In your copy, leave out the pictures; write out all the data exactly.

(Element data from apps and pages)
____

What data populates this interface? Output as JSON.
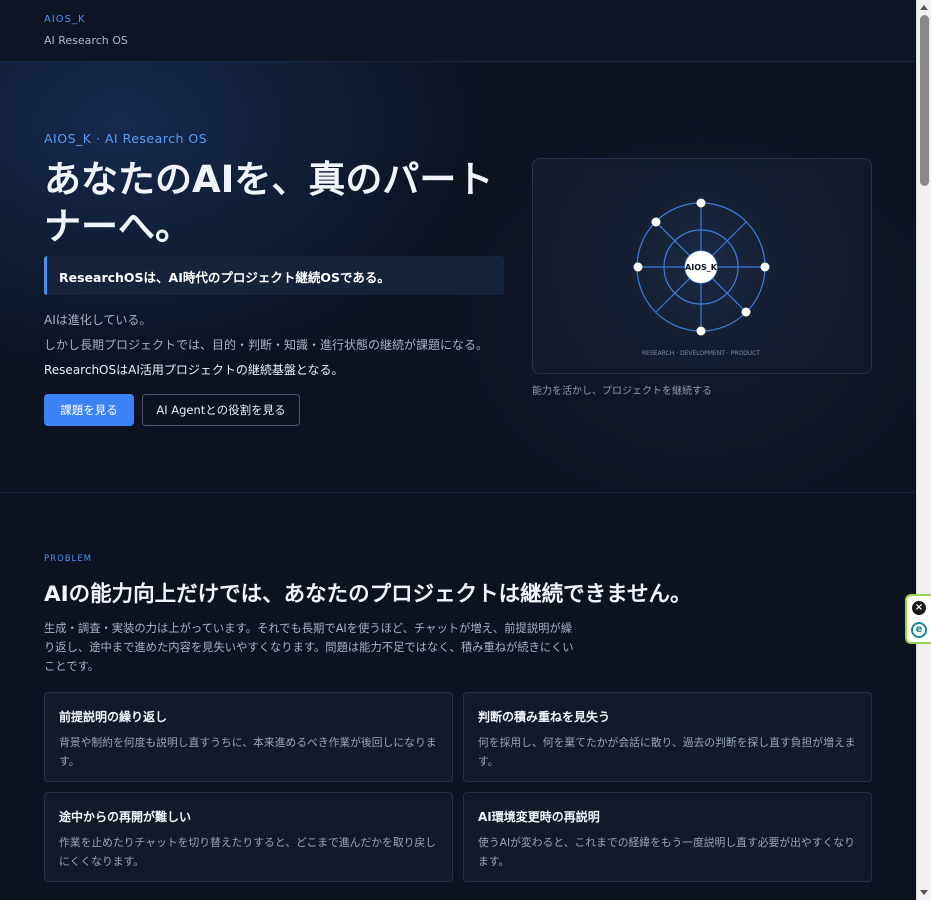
{
  "header": {
    "brand": "AIOS_K",
    "subtitle": "AI Research OS"
  },
  "hero": {
    "eyebrow": "AIOS_K · AI Research OS",
    "title": "あなたのAIを、真のパートナーへ。",
    "callout": "ResearchOSは、AI時代のプロジェクト継続OSである。",
    "lines": [
      "AIは進化している。",
      "しかし長期プロジェクトでは、目的・判断・知識・進行状態の継続が課題になる。",
      "ResearchOSはAI活用プロジェクトの継続基盤となる。"
    ],
    "primary_button": "課題を見る",
    "secondary_button": "AI Agentとの役割を見る",
    "visual": {
      "center_label": "AIOS_K",
      "bottom_label": "RESEARCH · DEVELOPMENT · PRODUCT",
      "caption": "能力を活かし、プロジェクトを継続する"
    }
  },
  "problem": {
    "eyebrow": "PROBLEM",
    "title": "AIの能力向上だけでは、あなたのプロジェクトは継続できません。",
    "description": "生成・調査・実装の力は上がっています。それでも長期でAIを使うほど、チャットが増え、前提説明が繰り返し、途中まで進めた内容を見失いやすくなります。問題は能力不足ではなく、積み重ねが続きにくいことです。",
    "cards": [
      {
        "title": "前提説明の繰り返し",
        "desc": "背景や制約を何度も説明し直すうちに、本来進めるべき作業が後回しになります。"
      },
      {
        "title": "判断の積み重ねを見失う",
        "desc": "何を採用し、何を棄てたかが会話に散り、過去の判断を探し直す負担が増えます。"
      },
      {
        "title": "途中からの再開が難しい",
        "desc": "作業を止めたりチャットを切り替えたりすると、どこまで進んだかを取り戻しにくくなります。"
      },
      {
        "title": "AI環境変更時の再説明",
        "desc": "使うAIが変わると、これまでの経緯をもう一度説明し直す必要が出やすくなります。"
      }
    ]
  },
  "colors": {
    "accent": "#3b82f6",
    "background": "#0c1220",
    "card": "#121a2a"
  },
  "icons": {
    "widget_close": "close-icon",
    "widget_logo": "extension-logo-icon"
  }
}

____

> **FINAL ANSWER**:
What data populates this interface? Output as JSON.
{
  "header": {
    "brand": "AIOS_K",
    "subtitle": "AI Research OS"
  },
  "hero": {
    "eyebrow": "AIOS_K · AI Research OS",
    "title": "あなたのAIを、真のパートナーへ。",
    "callout": "ResearchOSは、AI時代のプロジェクト継続OSである。",
    "lines": [
      "AIは進化している。",
      "しかし長期プロジェクトでは、目的・判断・知識・進行状態の継続が課題になる。",
      "ResearchOSはAI活用プロジェクトの継続基盤となる。"
    ],
    "primary_button": "課題を見る",
    "secondary_button": "AI Agentとの役割を見る",
    "visual": {
      "center_label": "AIOS_K",
      "bottom_label": "RESEARCH · DEVELOPMENT · PRODUCT",
      "caption": "能力を活かし、プロジェクトを継続する"
    }
  },
  "problem": {
    "eyebrow": "PROBLEM",
    "title": "AIの能力向上だけでは、あなたのプロジェクトは継続できません。",
    "description": "生成・調査・実装の力は上がっています。それでも長期でAIを使うほど、チャットが増え、前提説明が繰り返し、途中まで進めた内容を見失いやすくなります。問題は能力不足ではなく、積み重ねが続きにくいことです。",
    "cards": [
      {
        "title": "前提説明の繰り返し",
        "desc": "背景や制約を何度も説明し直すうちに、本来進めるべき作業が後回しになります。"
      },
      {
        "title": "判断の積み重ねを見失う",
        "desc": "何を採用し、何を棄てたかが会話に散り、過去の判断を探し直す負担が増えます。"
      },
      {
        "title": "途中からの再開が難しい",
        "desc": "作業を止めたりチャットを切り替えたりすると、どこまで進んだかを取り戻しにくくなります。"
      },
      {
        "title": "AI環境変更時の再説明",
        "desc": "使うAIが変わると、これまでの経緯をもう一度説明し直す必要が出やすくなります。"
      }
    ]
  },
  "colors": {
    "accent": "#3b82f6",
    "background": "#0c1220",
    "card": "#121a2a"
  },
  "icons": {
    "widget_close": "close-icon",
    "widget_logo": "extension-logo-icon"
  }
}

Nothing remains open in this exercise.